@Qmechanic I'll just add that the main important result from that question was $N^2/2$ is the $1/r$ summation for uniformly distributed, infinite, points. I'm having fun with some of the links posted here, they do indeed limit to the N^2/2, but there are some interesting lower order terms, not to mention some deviations that can't be approximated with calculus approaches, which is fascinating. – Alan Rominger Oct 8 '12 at 15:58

This problem with $N$ point charges on a sphere is a famous problem in electrostatics known as the Thomson problem. For large $N$, it is in general an open problem still under active research.

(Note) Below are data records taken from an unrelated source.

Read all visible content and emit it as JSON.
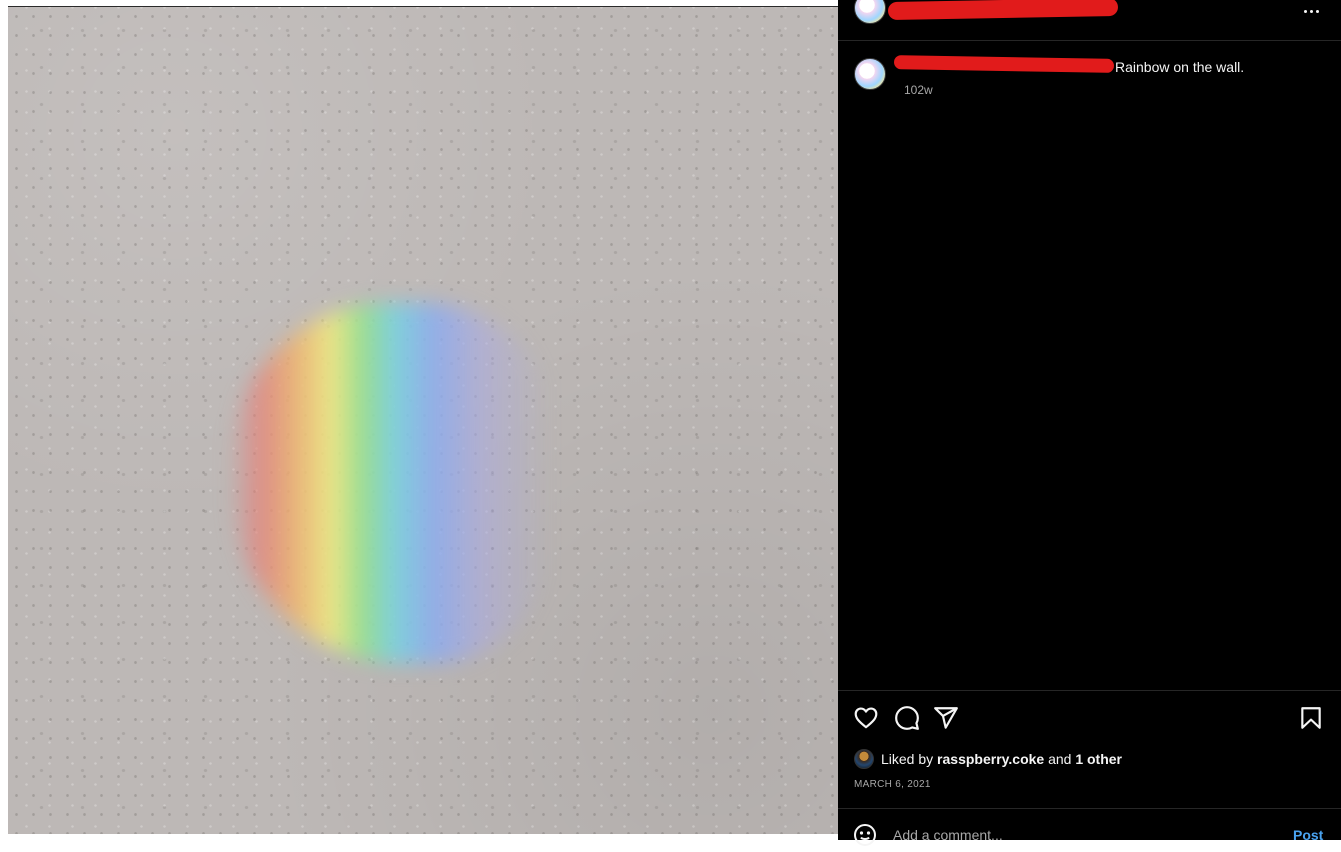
{
  "post": {
    "caption": "Rainbow on the wall.",
    "age": "102w",
    "date": "MARCH 6, 2021"
  },
  "likes": {
    "prefix": "Liked by",
    "user": "rasspberry.coke",
    "and": "and",
    "others": "1 other"
  },
  "comment": {
    "placeholder": "Add a comment...",
    "post_label": "Post"
  },
  "icons": {
    "more": "more-options-icon",
    "like": "heart-icon",
    "comment": "comment-icon",
    "share": "share-icon",
    "save": "bookmark-icon",
    "emoji": "emoji-icon"
  },
  "colors": {
    "panel_bg": "#000000",
    "text": "#f5f5f5",
    "muted": "#a8a8a8",
    "link": "#4aa3f0",
    "redaction": "#e11b1b"
  }
}
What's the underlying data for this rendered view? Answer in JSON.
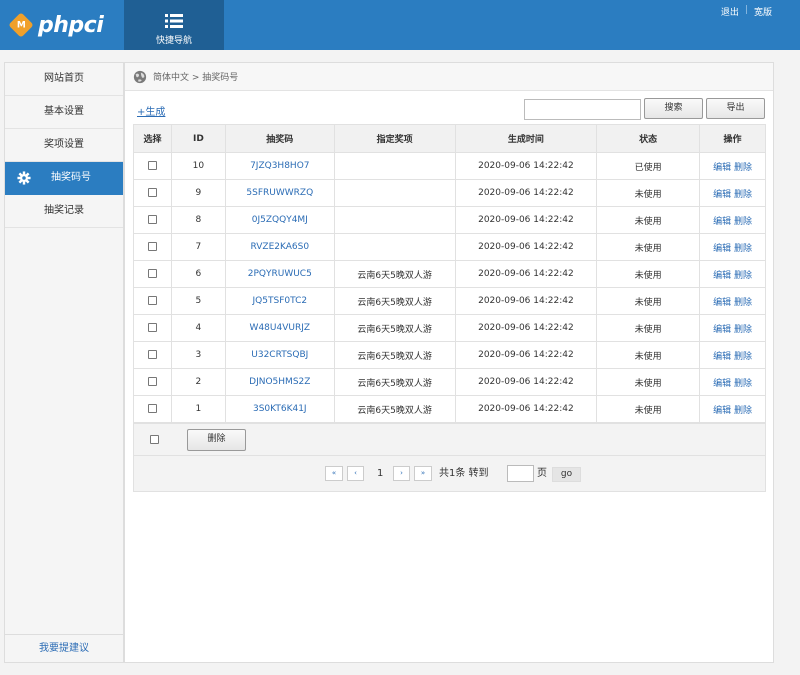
{
  "header": {
    "logo_badge": "M",
    "logo_text": "phpci",
    "quicknav_label": "快捷导航",
    "links": [
      "退出",
      "宽版"
    ],
    "link_sep": "|",
    "colors": {
      "bar": "#2b7dc1",
      "quicknav": "#1f5f94",
      "badge": "#f0a02a"
    }
  },
  "sidebar": {
    "items": [
      {
        "label": "网站首页",
        "active": false
      },
      {
        "label": "基本设置",
        "active": false
      },
      {
        "label": "奖项设置",
        "active": false
      },
      {
        "label": "抽奖码号",
        "active": true,
        "icon": "gear-icon"
      },
      {
        "label": "抽奖记录",
        "active": false
      }
    ],
    "footer_link": "我要提建议"
  },
  "breadcrumb": {
    "icon": "globe-icon",
    "text": "简体中文 > 抽奖码号"
  },
  "toolbar": {
    "generate_label": "+生成",
    "search_value": "",
    "search_label": "搜索",
    "export_label": "导出"
  },
  "table": {
    "headers": [
      "选择",
      "ID",
      "抽奖码",
      "指定奖项",
      "生成时间",
      "状态",
      "操作"
    ],
    "edit_label": "编辑",
    "delete_label": "删除",
    "rows": [
      {
        "id": "10",
        "code": "7JZQ3H8HO7",
        "prize": "",
        "time": "2020-09-06 14:22:42",
        "status": "已使用"
      },
      {
        "id": "9",
        "code": "5SFRUWWRZQ",
        "prize": "",
        "time": "2020-09-06 14:22:42",
        "status": "未使用"
      },
      {
        "id": "8",
        "code": "0J5ZQQY4MJ",
        "prize": "",
        "time": "2020-09-06 14:22:42",
        "status": "未使用"
      },
      {
        "id": "7",
        "code": "RVZE2KA6S0",
        "prize": "",
        "time": "2020-09-06 14:22:42",
        "status": "未使用"
      },
      {
        "id": "6",
        "code": "2PQYRUWUC5",
        "prize": "云南6天5晚双人游",
        "time": "2020-09-06 14:22:42",
        "status": "未使用"
      },
      {
        "id": "5",
        "code": "JQ5TSF0TC2",
        "prize": "云南6天5晚双人游",
        "time": "2020-09-06 14:22:42",
        "status": "未使用"
      },
      {
        "id": "4",
        "code": "W48U4VURJZ",
        "prize": "云南6天5晚双人游",
        "time": "2020-09-06 14:22:42",
        "status": "未使用"
      },
      {
        "id": "3",
        "code": "U32CRTSQBJ",
        "prize": "云南6天5晚双人游",
        "time": "2020-09-06 14:22:42",
        "status": "未使用"
      },
      {
        "id": "2",
        "code": "DJNO5HMS2Z",
        "prize": "云南6天5晚双人游",
        "time": "2020-09-06 14:22:42",
        "status": "未使用"
      },
      {
        "id": "1",
        "code": "3S0KT6K41J",
        "prize": "云南6天5晚双人游",
        "time": "2020-09-06 14:22:42",
        "status": "未使用"
      }
    ],
    "bulk_delete_label": "删除"
  },
  "pager": {
    "first": "«",
    "prev": "‹",
    "current_page": "1",
    "next": "›",
    "last": "»",
    "total_text": "共1条 转到",
    "page_input": "",
    "page_suffix": "页",
    "go_label": "go"
  }
}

This has been a problem since Thomson proposed the arrangement of electrons and positive charges (nucleus was not known at that time) in rigid electron shells of atom which is what called Plum-pudding model of atom. He suggested that electrons are arranged in a symmetrical pattern with respect to the center of sphere which is applicable only to smaller elements in periodic table (Old-timer wandered a lot after discovering the $e/m$ ratio).